Originally Posted by garbonz
A normally operating RV (or other) furnace works FINE in Colorado, although an orifice check may help, they don't routinely do a high altitude change, as far as I have been able to tell. What is disconcerting to me is the OP's quote "constantly backfire when running" which indicated it is not just upon ignition. I have seen and experienced water heaters doing that, but not furnaces.
A reputable propane dealer in Ft. Morgan should be able to troubleshoot your issue and if you have been getting a 100lb tank dropped offf, they may be able to do that at no or reduced charge in return for the business. If they think it needs a new orifice, then they may even be able to do that themselves.
Propane is in routine use out here in the mountain west and frankly a RV furnace does not flow that much propane for it to be a problem for a 100lb tank. SOmething else is probably going on.
Your right but you need to start some where and I would with the propane company and let them make sure no moisture is in the tanks. here is a little check list for the OP
D. Burner Ignites But Shuts Off:
1. Check to be certain that flame sensor is over slots in the main burner and that the
main burner flame is burning against the tip of the flame sensor - adjust by bending
the sensor probe.
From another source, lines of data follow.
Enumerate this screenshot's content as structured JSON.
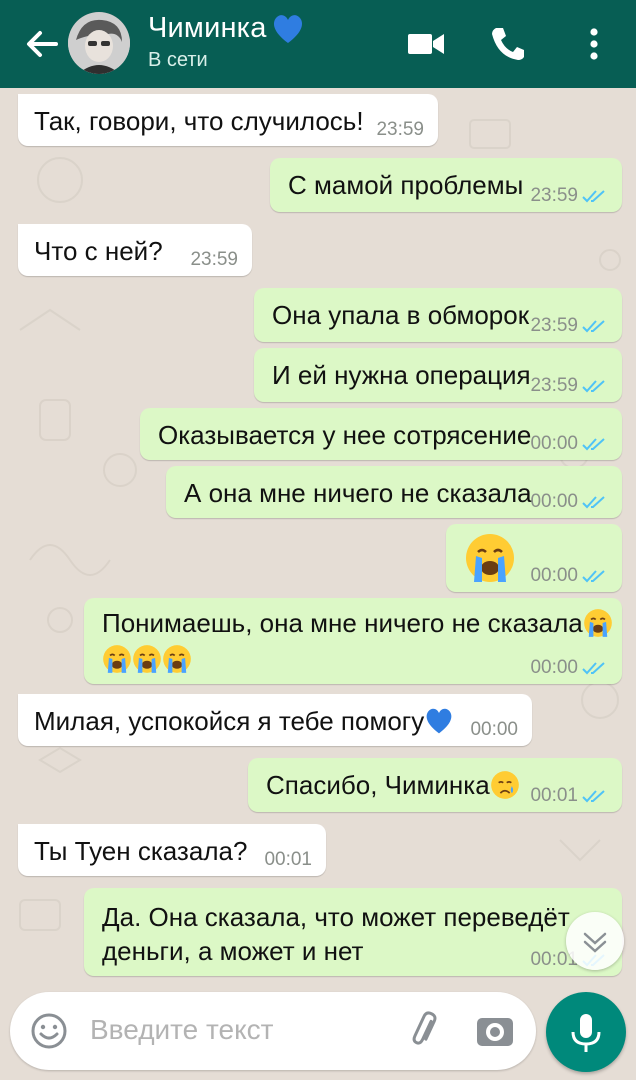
{
  "header": {
    "contact_name": "Чиминка",
    "status": "В сети",
    "back_icon": "arrow-back-icon",
    "video_icon": "video-call-icon",
    "call_icon": "phone-icon",
    "menu_icon": "more-vert-icon"
  },
  "messages": [
    {
      "dir": "in",
      "text": "Так, говори, что случилось!",
      "time": "23:59"
    },
    {
      "dir": "out",
      "text": "С мамой проблемы",
      "time": "23:59"
    },
    {
      "dir": "in",
      "text": "Что с ней?",
      "time": "23:59"
    },
    {
      "dir": "out",
      "text": "Она упала в обморок",
      "time": "23:59"
    },
    {
      "dir": "out",
      "text": "И ей нужна операция",
      "time": "23:59"
    },
    {
      "dir": "out",
      "text": "Оказывается у нее сотрясение",
      "time": "00:00"
    },
    {
      "dir": "out",
      "text": "А она мне ничего не сказала",
      "time": "00:00"
    },
    {
      "dir": "out",
      "text": "",
      "emoji": "crying-face",
      "time": "00:00"
    },
    {
      "dir": "out",
      "text": "Понимаешь, она мне ничего не сказала",
      "time": "00:00"
    },
    {
      "dir": "in",
      "text": "Милая, успокойся я тебе помогу",
      "time": "00:00"
    },
    {
      "dir": "out",
      "text": "Спасибо, Чиминка",
      "time": "00:01"
    },
    {
      "dir": "in",
      "text": "Ты Туен сказала?",
      "time": "00:01"
    },
    {
      "dir": "out",
      "text": "Да. Она сказала, что может переведёт деньги, а может и нет",
      "text_line1": "Да. Она сказала, что может переведёт",
      "text_line2": "деньги, а может и нет",
      "time": "00:01"
    }
  ],
  "input": {
    "placeholder": "Введите текст"
  },
  "colors": {
    "header": "#075e54",
    "outgoing_bubble": "#dcf8c6",
    "incoming_bubble": "#ffffff",
    "read_ticks": "#4fc3f7",
    "mic_button": "#00897b"
  }
}
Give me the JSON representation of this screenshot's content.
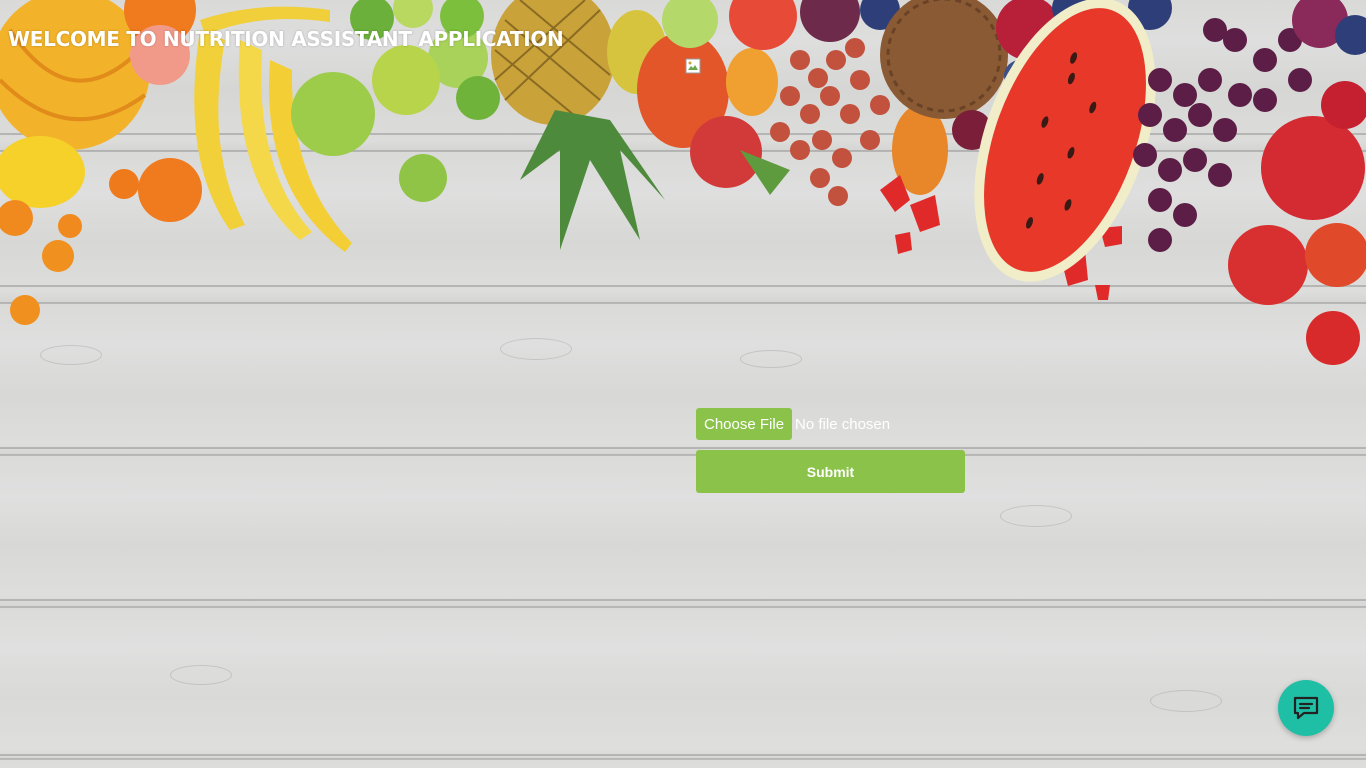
{
  "header": {
    "title": "WELCOME TO NUTRITION ASSISTANT APPLICATION"
  },
  "upload": {
    "choose_file_label": "Choose File",
    "status_text": "No file chosen"
  },
  "form": {
    "submit_label": "Submit"
  },
  "chat": {
    "icon": "chat-bubble-icon"
  },
  "colors": {
    "accent_green": "#8bc34a",
    "chat_teal": "#1fbfa6",
    "title_text": "#ffffff"
  }
}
NOTE: Sensor probe should be in the inner blue cone of the
burner flame, approximately 1/4" to 5/16" above the burner.
2. If the burner still goes off and into lockout, check the wire connections at the flame
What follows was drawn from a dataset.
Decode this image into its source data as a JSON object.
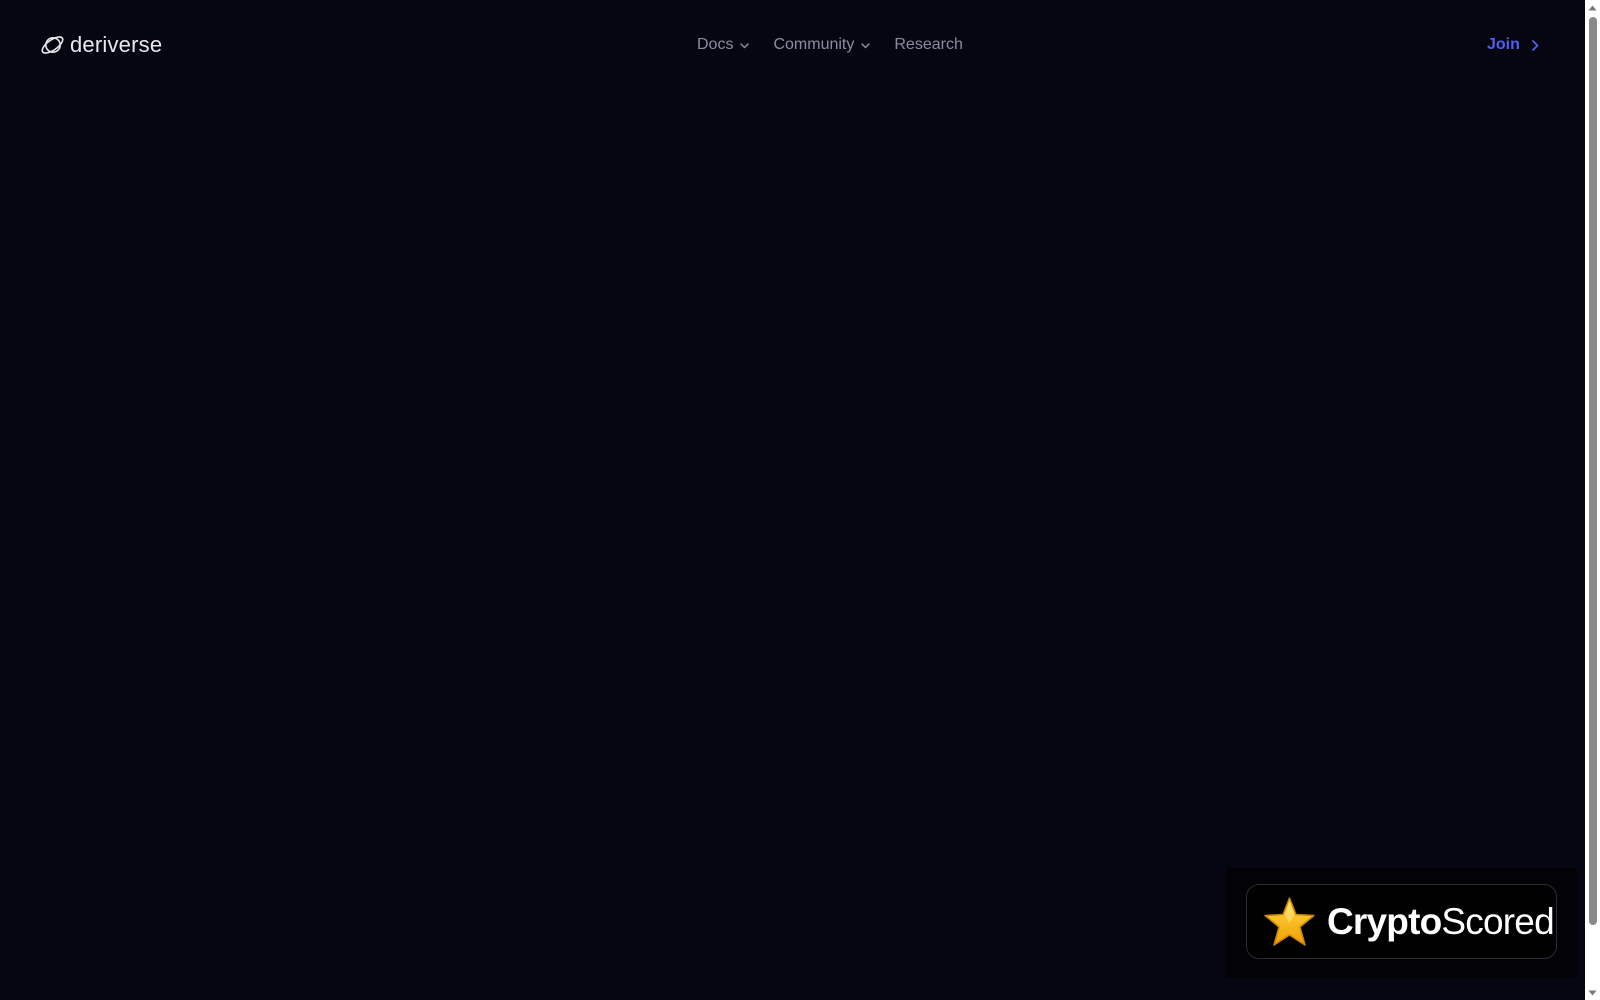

sensor and the module board.
3. If wire connections are okay, check for continuity through the flame sensor wire.
4. If the continuity of the flame sensor wire is okay, check with microamp meter in
series with the flame sensor and flame sensor wire to be certain the flame sensor is
generating at least seven microamps within seven seconds after the burner is ignited.
Connect the meter as follows: (+) to sensor wire, (-) to sensor probe. Adjust the
position of the sensor probe, check air adjustment and check for carbon deposits on
the sensor probe if the reading is less than seven microamps.
5. When the flame sensor circuit is generating at least seven microamps, but the burner
still goes off and into lockout, replace the module board.
He might not be locking out but that 1 sec can cause the OP problem to. IMO this is past the average TT owner. It's very dangerous. The propane Company should be able to figure this out for him. Haven't heard back so maybe they have it resolved. It would be nice to let people know and check in. They might have just pick up a bad batch of propane with some moisture in it.